-- RECORDED DATA follows --
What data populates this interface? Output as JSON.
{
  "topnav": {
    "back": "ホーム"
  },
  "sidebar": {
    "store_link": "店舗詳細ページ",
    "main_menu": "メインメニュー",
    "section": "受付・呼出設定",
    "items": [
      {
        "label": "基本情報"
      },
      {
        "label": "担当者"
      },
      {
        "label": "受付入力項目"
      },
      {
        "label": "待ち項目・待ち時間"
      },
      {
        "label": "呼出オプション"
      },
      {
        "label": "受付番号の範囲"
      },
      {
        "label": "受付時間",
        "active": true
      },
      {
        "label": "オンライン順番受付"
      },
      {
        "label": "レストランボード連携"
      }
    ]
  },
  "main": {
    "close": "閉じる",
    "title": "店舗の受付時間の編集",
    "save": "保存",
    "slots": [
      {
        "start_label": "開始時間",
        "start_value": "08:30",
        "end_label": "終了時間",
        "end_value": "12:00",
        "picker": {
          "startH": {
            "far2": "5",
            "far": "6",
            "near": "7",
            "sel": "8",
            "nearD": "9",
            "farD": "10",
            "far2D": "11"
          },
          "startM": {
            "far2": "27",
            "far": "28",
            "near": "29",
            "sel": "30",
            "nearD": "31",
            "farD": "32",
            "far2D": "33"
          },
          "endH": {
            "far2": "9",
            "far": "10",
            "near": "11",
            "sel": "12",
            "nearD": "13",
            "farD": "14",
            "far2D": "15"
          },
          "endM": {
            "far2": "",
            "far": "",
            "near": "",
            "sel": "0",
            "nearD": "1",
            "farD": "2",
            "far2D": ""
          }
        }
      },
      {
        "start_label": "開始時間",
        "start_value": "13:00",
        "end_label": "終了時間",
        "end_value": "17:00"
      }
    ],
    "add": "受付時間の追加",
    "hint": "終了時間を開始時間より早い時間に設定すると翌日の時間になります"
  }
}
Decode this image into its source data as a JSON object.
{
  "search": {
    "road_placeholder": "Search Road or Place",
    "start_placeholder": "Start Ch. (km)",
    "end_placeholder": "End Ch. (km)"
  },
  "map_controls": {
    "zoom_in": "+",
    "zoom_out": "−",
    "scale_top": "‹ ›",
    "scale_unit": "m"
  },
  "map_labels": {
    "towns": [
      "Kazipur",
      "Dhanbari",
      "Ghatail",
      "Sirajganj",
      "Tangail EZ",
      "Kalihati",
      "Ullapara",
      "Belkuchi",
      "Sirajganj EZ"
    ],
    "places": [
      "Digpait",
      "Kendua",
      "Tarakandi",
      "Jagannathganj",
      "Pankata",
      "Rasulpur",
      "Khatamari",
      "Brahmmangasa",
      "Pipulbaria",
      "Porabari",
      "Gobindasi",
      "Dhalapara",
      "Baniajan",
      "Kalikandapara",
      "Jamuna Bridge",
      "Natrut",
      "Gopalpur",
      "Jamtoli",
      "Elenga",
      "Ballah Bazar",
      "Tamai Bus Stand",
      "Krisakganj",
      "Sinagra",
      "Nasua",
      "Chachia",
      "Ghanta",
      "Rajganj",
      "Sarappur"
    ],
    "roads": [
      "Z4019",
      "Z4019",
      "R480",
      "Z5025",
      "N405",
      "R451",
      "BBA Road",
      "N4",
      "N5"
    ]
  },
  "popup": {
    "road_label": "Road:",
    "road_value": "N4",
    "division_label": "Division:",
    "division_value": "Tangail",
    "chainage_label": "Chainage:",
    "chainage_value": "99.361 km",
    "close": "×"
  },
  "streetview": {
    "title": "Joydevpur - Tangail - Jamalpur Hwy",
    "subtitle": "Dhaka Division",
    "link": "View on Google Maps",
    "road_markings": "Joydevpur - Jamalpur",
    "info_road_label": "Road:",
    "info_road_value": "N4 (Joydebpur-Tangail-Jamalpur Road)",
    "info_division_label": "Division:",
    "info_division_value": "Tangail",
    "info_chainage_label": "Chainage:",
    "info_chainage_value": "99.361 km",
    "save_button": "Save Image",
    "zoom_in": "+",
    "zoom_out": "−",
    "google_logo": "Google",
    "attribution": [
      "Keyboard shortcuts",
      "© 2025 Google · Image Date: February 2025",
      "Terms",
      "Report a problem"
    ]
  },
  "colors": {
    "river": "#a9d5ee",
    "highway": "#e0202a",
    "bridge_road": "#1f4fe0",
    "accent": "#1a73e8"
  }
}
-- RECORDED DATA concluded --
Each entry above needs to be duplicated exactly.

What data populates this interface? Output as JSON.
{
  "topnav": {
    "back": "ホーム"
  },
  "sidebar": {
    "store_link": "店舗詳細ページ",
    "main_menu": "メインメニュー",
    "section": "受付・呼出設定",
    "items": [
      {
        "label": "基本情報"
      },
      {
        "label": "担当者"
      },
      {
        "label": "受付入力項目"
      },
      {
        "label": "待ち項目・待ち時間"
      },
      {
        "label": "呼出オプション"
      },
      {
        "label": "受付番号の範囲"
      },
      {
        "label": "受付時間",
        "active": true
      },
      {
        "label": "オンライン順番受付"
      },
      {
        "label": "レストランボード連携"
      }
    ]
  },
  "main": {
    "close": "閉じる",
    "title": "店舗の受付時間の編集",
    "save": "保存",
    "slots": [
      {
        "start_label": "開始時間",
        "start_value": "08:30",
        "end_label": "終了時間",
        "end_value": "12:00",
        "picker": {
          "startH": {
            "far2": "5",
            "far": "6",
            "near": "7",
            "sel": "8",
            "nearD": "9",
            "farD": "10",
            "far2D": "11"
          },
          "startM": {
            "far2": "27",
            "far": "28",
            "near": "29",
            "sel": "30",
            "nearD": "31",
            "farD": "32",
            "far2D": "33"
          },
          "endH": {
            "far2": "9",
            "far": "10",
            "near": "11",
            "sel": "12",
            "nearD": "13",
            "farD": "14",
            "far2D": "15"
          },
          "endM": {
            "far2": "",
            "far": "",
            "near": "",
            "sel": "0",
            "nearD": "1",
            "farD": "2",
            "far2D": ""
          }
        }
      },
      {
        "start_label": "開始時間",
        "start_value": "13:00",
        "end_label": "終了時間",
        "end_value": "17:00"
      }
    ],
    "add": "受付時間の追加",
    "hint": "終了時間を開始時間より早い時間に設定すると翌日の時間になります"
  }
}
Decode this image into its source data as a JSON object.
{
  "search": {
    "road_placeholder": "Search Road or Place",
    "start_placeholder": "Start Ch. (km)",
    "end_placeholder": "End Ch. (km)"
  },
  "map_controls": {
    "zoom_in": "+",
    "zoom_out": "−",
    "scale_top": "‹ ›",
    "scale_unit": "m"
  },
  "map_labels": {
    "towns": [
      "Kazipur",
      "Dhanbari",
      "Ghatail",
      "Sirajganj",
      "Tangail EZ",
      "Kalihati",
      "Ullapara",
      "Belkuchi",
      "Sirajganj EZ"
    ],
    "places": [
      "Digpait",
      "Kendua",
      "Tarakandi",
      "Jagannathganj",
      "Pankata",
      "Rasulpur",
      "Khatamari",
      "Brahmmangasa",
      "Pipulbaria",
      "Porabari",
      "Gobindasi",
      "Dhalapara",
      "Baniajan",
      "Kalikandapara",
      "Jamuna Bridge",
      "Natrut",
      "Gopalpur",
      "Jamtoli",
      "Elenga",
      "Ballah Bazar",
      "Tamai Bus Stand",
      "Krisakganj",
      "Sinagra",
      "Nasua",
      "Chachia",
      "Ghanta",
      "Rajganj",
      "Sarappur"
    ],
    "roads": [
      "Z4019",
      "Z4019",
      "R480",
      "Z5025",
      "N405",
      "R451",
      "BBA Road",
      "N4",
      "N5"
    ]
  },
  "popup": {
    "road_label": "Road:",
    "road_value": "N4",
    "division_label": "Division:",
    "division_value": "Tangail",
    "chainage_label": "Chainage:",
    "chainage_value": "99.361 km",
    "close": "×"
  },
  "streetview": {
    "title": "Joydevpur - Tangail - Jamalpur Hwy",
    "subtitle": "Dhaka Division",
    "link": "View on Google Maps",
    "road_markings": "Joydevpur - Jamalpur",
    "info_road_label": "Road:",
    "info_road_value": "N4 (Joydebpur-Tangail-Jamalpur Road)",
    "info_division_label": "Division:",
    "info_division_value": "Tangail",
    "info_chainage_label": "Chainage:",
    "info_chainage_value": "99.361 km",
    "save_button": "Save Image",
    "zoom_in": "+",
    "zoom_out": "−",
    "google_logo": "Google",
    "attribution": [
      "Keyboard shortcuts",
      "© 2025 Google · Image Date: February 2025",
      "Terms",
      "Report a problem"
    ]
  },
  "colors": {
    "river": "#a9d5ee",
    "highway": "#e0202a",
    "bridge_road": "#1f4fe0",
    "accent": "#1a73e8"
  }
}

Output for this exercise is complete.